posted by soundguy99 at 3:35 PM on June 24 [2 favorites]


the "quasi-romance" between Miette and One as being not a romance at all

I'm gonna have to disagree. I think their relationship is meant to be rather... charged. Think of the thing with the string, and how she gives him a lingering look and asks, "Getting attached?" How he's her "heater." How he turns down the lady trying to seduce him because he's so distraught over Miette, pining over her like a man who's lost his true love. I think their relationship is meant to be a little confusing and perhaps disturbing, because One is as innocent as a child and Miette is as shrewd as an adult, so they kind of meet in the middle.

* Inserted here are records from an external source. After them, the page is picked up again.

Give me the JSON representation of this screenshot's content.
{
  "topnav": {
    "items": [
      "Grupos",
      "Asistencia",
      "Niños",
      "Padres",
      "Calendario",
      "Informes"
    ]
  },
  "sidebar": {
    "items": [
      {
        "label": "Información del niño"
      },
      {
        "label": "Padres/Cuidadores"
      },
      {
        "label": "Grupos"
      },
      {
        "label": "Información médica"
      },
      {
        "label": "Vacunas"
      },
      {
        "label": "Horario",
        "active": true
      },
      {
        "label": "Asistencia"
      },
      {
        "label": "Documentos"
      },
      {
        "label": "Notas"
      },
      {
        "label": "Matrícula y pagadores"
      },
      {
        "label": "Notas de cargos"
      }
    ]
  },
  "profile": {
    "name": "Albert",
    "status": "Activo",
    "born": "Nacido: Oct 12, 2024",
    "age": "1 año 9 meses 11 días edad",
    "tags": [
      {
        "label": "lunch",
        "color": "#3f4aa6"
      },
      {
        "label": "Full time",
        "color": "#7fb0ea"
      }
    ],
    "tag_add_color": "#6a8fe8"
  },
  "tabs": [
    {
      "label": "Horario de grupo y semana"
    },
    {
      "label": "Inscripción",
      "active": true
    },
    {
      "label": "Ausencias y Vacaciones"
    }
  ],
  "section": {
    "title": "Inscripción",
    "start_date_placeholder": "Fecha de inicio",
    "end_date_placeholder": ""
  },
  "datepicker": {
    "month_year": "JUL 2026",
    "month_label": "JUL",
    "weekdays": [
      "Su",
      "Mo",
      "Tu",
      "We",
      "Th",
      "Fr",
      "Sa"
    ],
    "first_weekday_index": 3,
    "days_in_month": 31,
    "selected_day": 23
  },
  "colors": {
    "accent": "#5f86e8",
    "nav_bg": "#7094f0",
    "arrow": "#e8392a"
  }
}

The film came out in a different era, when movies like The Professional or Beautiful Girls (both starring young Natalie Portman, creepily enough) could feature these weird, flirtatious relationships between men and underage girls and audiences didn't run for the exits. In hindsight it's all very WTF indeed. But I think both of those movies were a LOT creepier than Lost Children, because, again, Miette is kind of the adult in the relationship and it's about as innocent as the scenario can be. One is a pure-hearted lummox and he's no threat to Miette at all.

I'm absolutely not trying to say "this is a movie for pedos and we should all cancel it." But I am saying that, in the current climate, I'm kind of amazed this movie hasn't gotten more criticism. People love to get outraged about movies, after all.
posted by Ursula Hitler at 4:44 PM on June 25


« Older Movie: Dual...   |  Movie: Metal Lords... Newer »

You are not logged in, either login or create an account to post comments

poster